On the corner of Hillsboro Boulevard and Dixie Highway, a lonely red caboose sits where it has lived since 2002. Seemingly abandoned, left behind from days gone by, this lonely caboose seems to have quite a story. Passersby have wondered what mysteries lie in its past and how long it would sit on this stretch of track. Graffiti has many times marred its sides and it was painted again and again. It seems to beg for a better home. Now, its wish has been granted.
This historic caboose originally began its life as a box car, according to Bill Muenzenmaier. Its wheels are dated 1951. But it wasn’t until the 1960s when it became a caboose.
Back in the olden days, cabooses were used for many purposes, including as a place for a man to act as a lookout for the engineer in front, signaling in case of any sign of trouble or if it needed to back up, for example.
“Guys could sit up high in the cupola and look for signs of smoke. Trains had friction bearings then and each time the train would go into service yard, the [workers] were supposed to check the wheels and squirt oil to keep it lubricated. If they should miss some, as they are going down the road, it can run hot and turn to smoke and then to fire. [Back then], boxcars were made out of all wood. Today, [they are not] and they use regular ball-bearing wheels. The only thing that can happen now is that you could break a coupler and the air hoses could get disconnected [so cabooses are no longer required].”
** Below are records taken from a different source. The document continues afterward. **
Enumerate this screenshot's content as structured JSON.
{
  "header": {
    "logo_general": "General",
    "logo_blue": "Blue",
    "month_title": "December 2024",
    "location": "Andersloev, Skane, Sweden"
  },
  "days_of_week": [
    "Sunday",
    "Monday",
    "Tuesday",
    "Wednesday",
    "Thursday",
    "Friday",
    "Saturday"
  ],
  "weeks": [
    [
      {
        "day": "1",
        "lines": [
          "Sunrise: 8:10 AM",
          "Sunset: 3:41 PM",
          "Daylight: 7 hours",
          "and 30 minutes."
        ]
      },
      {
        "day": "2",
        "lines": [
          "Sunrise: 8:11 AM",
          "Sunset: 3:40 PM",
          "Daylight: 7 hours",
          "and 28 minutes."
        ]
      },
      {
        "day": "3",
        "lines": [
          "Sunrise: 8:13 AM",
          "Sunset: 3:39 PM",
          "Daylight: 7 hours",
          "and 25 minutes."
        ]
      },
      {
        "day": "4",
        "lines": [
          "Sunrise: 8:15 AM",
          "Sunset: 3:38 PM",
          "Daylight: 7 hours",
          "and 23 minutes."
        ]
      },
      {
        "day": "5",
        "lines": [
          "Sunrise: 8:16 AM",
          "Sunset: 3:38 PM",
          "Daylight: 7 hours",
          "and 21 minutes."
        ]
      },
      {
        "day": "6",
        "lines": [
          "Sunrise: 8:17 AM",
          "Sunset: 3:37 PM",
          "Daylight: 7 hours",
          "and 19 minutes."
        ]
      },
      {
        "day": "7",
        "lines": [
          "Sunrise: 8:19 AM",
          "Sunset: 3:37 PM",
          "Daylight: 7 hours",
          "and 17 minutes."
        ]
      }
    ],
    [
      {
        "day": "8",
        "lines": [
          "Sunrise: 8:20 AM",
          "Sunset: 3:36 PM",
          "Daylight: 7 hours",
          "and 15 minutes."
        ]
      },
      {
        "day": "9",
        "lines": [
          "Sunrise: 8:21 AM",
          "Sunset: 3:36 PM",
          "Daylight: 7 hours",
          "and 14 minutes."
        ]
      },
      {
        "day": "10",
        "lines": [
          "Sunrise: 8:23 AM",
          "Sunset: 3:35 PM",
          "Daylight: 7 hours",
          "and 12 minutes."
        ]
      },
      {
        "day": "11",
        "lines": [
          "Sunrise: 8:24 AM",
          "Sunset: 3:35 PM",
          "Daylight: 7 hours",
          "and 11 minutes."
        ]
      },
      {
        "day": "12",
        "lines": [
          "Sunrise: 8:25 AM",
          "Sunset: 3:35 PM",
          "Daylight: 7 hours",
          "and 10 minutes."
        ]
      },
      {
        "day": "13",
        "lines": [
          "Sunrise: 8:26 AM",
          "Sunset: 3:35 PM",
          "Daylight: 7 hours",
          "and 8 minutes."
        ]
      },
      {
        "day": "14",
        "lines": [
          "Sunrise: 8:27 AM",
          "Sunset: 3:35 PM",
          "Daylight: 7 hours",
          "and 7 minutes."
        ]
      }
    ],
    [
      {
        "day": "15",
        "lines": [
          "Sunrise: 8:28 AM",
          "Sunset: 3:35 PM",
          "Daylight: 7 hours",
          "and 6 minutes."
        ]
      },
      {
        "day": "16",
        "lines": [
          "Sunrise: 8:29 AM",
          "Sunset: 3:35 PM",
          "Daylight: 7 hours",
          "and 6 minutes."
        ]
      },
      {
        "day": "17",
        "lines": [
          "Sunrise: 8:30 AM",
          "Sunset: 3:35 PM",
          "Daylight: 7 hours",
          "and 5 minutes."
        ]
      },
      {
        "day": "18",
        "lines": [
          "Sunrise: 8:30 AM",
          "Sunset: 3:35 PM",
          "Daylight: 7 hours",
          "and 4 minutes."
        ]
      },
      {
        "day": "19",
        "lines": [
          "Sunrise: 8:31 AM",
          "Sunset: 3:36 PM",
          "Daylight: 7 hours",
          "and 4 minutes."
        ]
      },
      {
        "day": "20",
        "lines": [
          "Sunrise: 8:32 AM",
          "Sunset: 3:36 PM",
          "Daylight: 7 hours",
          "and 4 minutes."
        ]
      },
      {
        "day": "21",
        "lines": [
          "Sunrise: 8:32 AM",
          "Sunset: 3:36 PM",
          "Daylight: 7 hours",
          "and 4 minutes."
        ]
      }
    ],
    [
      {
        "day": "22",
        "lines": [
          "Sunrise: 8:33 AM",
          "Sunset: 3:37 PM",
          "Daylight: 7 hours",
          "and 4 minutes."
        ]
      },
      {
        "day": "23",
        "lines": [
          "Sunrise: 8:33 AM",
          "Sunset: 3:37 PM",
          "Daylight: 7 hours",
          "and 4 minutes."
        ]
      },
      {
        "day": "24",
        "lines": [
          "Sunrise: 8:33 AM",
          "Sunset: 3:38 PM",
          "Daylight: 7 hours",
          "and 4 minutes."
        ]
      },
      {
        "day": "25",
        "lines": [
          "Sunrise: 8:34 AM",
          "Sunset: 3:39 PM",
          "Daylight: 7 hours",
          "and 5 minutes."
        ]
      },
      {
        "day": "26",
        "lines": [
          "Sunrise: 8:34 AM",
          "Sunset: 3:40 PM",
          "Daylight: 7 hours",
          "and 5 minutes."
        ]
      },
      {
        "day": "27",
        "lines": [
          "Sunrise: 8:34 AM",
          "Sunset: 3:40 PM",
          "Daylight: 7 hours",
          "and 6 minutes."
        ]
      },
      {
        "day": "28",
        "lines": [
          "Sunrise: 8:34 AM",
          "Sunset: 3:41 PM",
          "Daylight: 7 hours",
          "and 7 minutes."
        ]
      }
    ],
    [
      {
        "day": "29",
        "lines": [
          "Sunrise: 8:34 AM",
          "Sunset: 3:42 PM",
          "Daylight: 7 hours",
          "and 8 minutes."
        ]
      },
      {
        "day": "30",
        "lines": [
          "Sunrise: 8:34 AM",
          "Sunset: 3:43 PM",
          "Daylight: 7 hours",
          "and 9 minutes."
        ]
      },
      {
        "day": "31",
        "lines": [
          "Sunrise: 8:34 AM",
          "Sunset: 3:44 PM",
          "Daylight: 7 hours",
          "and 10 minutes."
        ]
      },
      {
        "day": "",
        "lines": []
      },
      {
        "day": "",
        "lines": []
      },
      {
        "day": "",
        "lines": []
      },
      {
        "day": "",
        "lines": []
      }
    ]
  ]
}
When this little caboose was no longer in service, it was purchased by a private collector, Richard Weiner, and when he needed a place to put it, he gave it to William Thies & Sons, the beer distributing company, along with four other boxcars he owned. Eventually, the company sold the property and needed to move the caboose. When they tried to give it back to Weiner, he gifted it to the Deerfield Beach Historical Society.
The railway moved it 11 miles up the track to the side track where it now resides. It was neighbors with the recently demolished Deerfield Builders Supply, which once received carloads of material on those tracks from areas as far away as Oregon or even Western Canada.
Owner of the now closed Deerfield Builders Supply, Ed Dietrich Jr., is spearheading the effort to give the caboose a new home, along with Muenzenmaier and the rest of the Deerfield Beach Historical Society.
Dietrich said, “We are going to roll the caboose about 400 ft. south for the people with the crane [Emerald Towing] to lift out and transport it to the former Deerfield Builders Supply lot [currently owned by Stor-All] to do necessary repairs. Dana Eller and Moving Waters Industries are graciously assisting with necessary welding repairs. Professional rail painter Jeff Conner [Show Paints by Conner] will prep and paint the caboose outside prior to moving its new home.”
The caboose will be painted “safety orange” the way it originally was, according to Muenzenmaier.
Its new home will be just east of the Old School House, a place suggested, said Dietrich, by City Manager Burgess Hanson.
“The site will be authentic rail trackage (wood ties, steel I-flange rails, hand spikes and rock ballast),” said Dietrich. “Capital Project Engineer Charles DaBrusco will be coordinating site preparation. “When site and caboose are ready [in a few weeks], Emerald Towing will employ their high capacity cranes to load the caboose body and wheel trucks onto the low-boy trailers for the short trip from Ed Dietrich Sr. Ave. to City Hall. The wheel trucks will go down first and then the caboose body and chassis will be lowered onto them, and the caboose will be put into its permanent position. Eventually, an access ramp will be constructed, along with landscape improvements. Interior restoration will proceed onsite. [It] will include interactive educational components and various historical archives.”
Dietrich added, “This has been 15 years in the making. We appreciate the tremendous contributions and cooperation of the City of Deerfield Beach, the Broward Sheriff’s Office in Deerfield, the Florida East Coast Railway, Stor-All LLC, MWI and Emerald Towing.”
Rachel Galvin, Observer Online